*ABOUT THIS TASK*
Print the data below exactly as it stands, and keep the pictures out.
--- START ---
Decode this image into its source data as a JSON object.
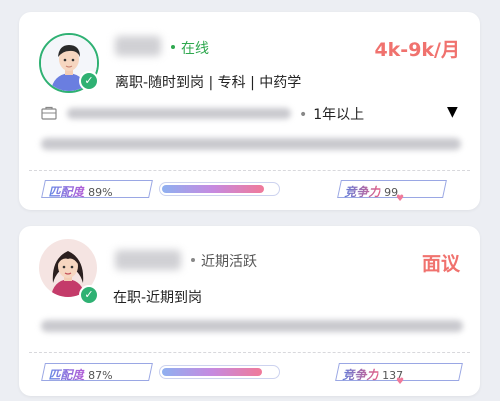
{
  "candidates": [
    {
      "status": "在线",
      "status_color": "#2fa84f",
      "salary": "4k-9k/月",
      "subline": "离职-随时到岗 | 专科 | 中药学",
      "experience": "1年以上",
      "dropdown_icon": "▼",
      "match_label": "匹配度",
      "match_value": "89%",
      "match_fraction": 0.89,
      "compete_label": "竞争力",
      "compete_value": "99"
    },
    {
      "status": "近期活跃",
      "status_color": "#888888",
      "salary": "面议",
      "subline": "在职-近期到岗",
      "match_label": "匹配度",
      "match_value": "87%",
      "match_fraction": 0.87,
      "compete_label": "竞争力",
      "compete_value": "137"
    }
  ],
  "icons": {
    "online_check": "checkmark-icon",
    "company": "briefcase-icon",
    "dropdown": "triangle-down-icon"
  },
  "colors": {
    "accent_salary": "#f0726e",
    "online_green": "#2fb173"
  }
}
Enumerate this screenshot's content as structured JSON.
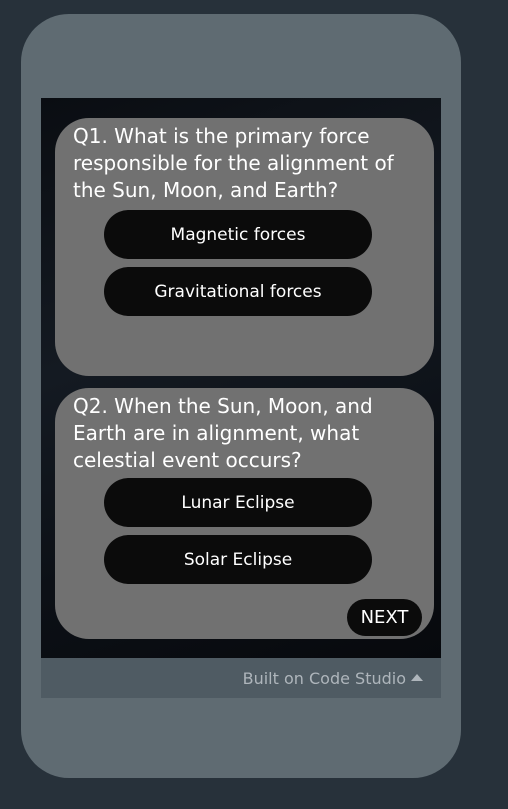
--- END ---
*OUTPUT FOR THIS EXERCISE*
Decode this image into its source data as a JSON object.
{
  "candidates": [
    {
      "status": "在线",
      "status_color": "#2fa84f",
      "salary": "4k-9k/月",
      "subline": "离职-随时到岗 | 专科 | 中药学",
      "experience": "1年以上",
      "dropdown_icon": "▼",
      "match_label": "匹配度",
      "match_value": "89%",
      "match_fraction": 0.89,
      "compete_label": "竞争力",
      "compete_value": "99"
    },
    {
      "status": "近期活跃",
      "status_color": "#888888",
      "salary": "面议",
      "subline": "在职-近期到岗",
      "match_label": "匹配度",
      "match_value": "87%",
      "match_fraction": 0.87,
      "compete_label": "竞争力",
      "compete_value": "137"
    }
  ],
  "icons": {
    "online_check": "checkmark-icon",
    "company": "briefcase-icon",
    "dropdown": "triangle-down-icon"
  },
  "colors": {
    "accent_salary": "#f0726e",
    "online_green": "#2fb173"
  }
}
Enumerate this screenshot's content as structured JSON.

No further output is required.